Items from an interface collection:

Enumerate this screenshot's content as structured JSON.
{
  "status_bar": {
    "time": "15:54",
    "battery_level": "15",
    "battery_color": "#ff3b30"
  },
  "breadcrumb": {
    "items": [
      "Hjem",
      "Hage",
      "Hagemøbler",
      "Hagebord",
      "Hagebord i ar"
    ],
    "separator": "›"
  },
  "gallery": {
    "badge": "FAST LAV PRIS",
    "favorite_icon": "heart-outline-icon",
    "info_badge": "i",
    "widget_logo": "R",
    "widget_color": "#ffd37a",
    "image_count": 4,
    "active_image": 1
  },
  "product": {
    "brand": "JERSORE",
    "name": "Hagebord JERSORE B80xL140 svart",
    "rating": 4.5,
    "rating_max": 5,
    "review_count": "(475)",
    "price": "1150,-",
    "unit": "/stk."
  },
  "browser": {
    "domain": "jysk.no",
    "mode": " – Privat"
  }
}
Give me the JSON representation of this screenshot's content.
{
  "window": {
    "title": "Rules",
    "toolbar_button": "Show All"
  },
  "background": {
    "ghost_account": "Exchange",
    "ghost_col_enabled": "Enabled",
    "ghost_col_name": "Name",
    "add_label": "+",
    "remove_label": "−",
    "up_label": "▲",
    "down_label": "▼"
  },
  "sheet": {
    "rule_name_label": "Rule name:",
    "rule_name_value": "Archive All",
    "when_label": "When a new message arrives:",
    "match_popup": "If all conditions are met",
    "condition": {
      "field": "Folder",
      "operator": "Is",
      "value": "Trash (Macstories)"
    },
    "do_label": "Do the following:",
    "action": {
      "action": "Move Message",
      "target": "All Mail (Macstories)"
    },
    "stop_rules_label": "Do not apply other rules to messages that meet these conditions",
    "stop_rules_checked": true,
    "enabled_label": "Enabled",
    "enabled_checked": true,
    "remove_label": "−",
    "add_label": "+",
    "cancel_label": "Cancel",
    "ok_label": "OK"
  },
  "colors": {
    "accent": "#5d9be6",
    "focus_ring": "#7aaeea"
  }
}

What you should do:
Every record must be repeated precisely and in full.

Solution for this problem:
Enumerate this screenshot's content as structured JSON.
{
  "status_bar": {
    "time": "15:54",
    "battery_level": "15",
    "battery_color": "#ff3b30"
  },
  "breadcrumb": {
    "items": [
      "Hjem",
      "Hage",
      "Hagemøbler",
      "Hagebord",
      "Hagebord i ar"
    ],
    "separator": "›"
  },
  "gallery": {
    "badge": "FAST LAV PRIS",
    "favorite_icon": "heart-outline-icon",
    "info_badge": "i",
    "widget_logo": "R",
    "widget_color": "#ffd37a",
    "image_count": 4,
    "active_image": 1
  },
  "product": {
    "brand": "JERSORE",
    "name": "Hagebord JERSORE B80xL140 svart",
    "rating": 4.5,
    "rating_max": 5,
    "review_count": "(475)",
    "price": "1150,-",
    "unit": "/stk."
  },
  "browser": {
    "domain": "jysk.no",
    "mode": " – Privat"
  }
}
Give me the JSON representation of this screenshot's content.
{
  "window": {
    "title": "Rules",
    "toolbar_button": "Show All"
  },
  "background": {
    "ghost_account": "Exchange",
    "ghost_col_enabled": "Enabled",
    "ghost_col_name": "Name",
    "add_label": "+",
    "remove_label": "−",
    "up_label": "▲",
    "down_label": "▼"
  },
  "sheet": {
    "rule_name_label": "Rule name:",
    "rule_name_value": "Archive All",
    "when_label": "When a new message arrives:",
    "match_popup": "If all conditions are met",
    "condition": {
      "field": "Folder",
      "operator": "Is",
      "value": "Trash (Macstories)"
    },
    "do_label": "Do the following:",
    "action": {
      "action": "Move Message",
      "target": "All Mail (Macstories)"
    },
    "stop_rules_label": "Do not apply other rules to messages that meet these conditions",
    "stop_rules_checked": true,
    "enabled_label": "Enabled",
    "enabled_checked": true,
    "remove_label": "−",
    "add_label": "+",
    "cancel_label": "Cancel",
    "ok_label": "OK"
  },
  "colors": {
    "accent": "#5d9be6",
    "focus_ring": "#7aaeea"
  }
}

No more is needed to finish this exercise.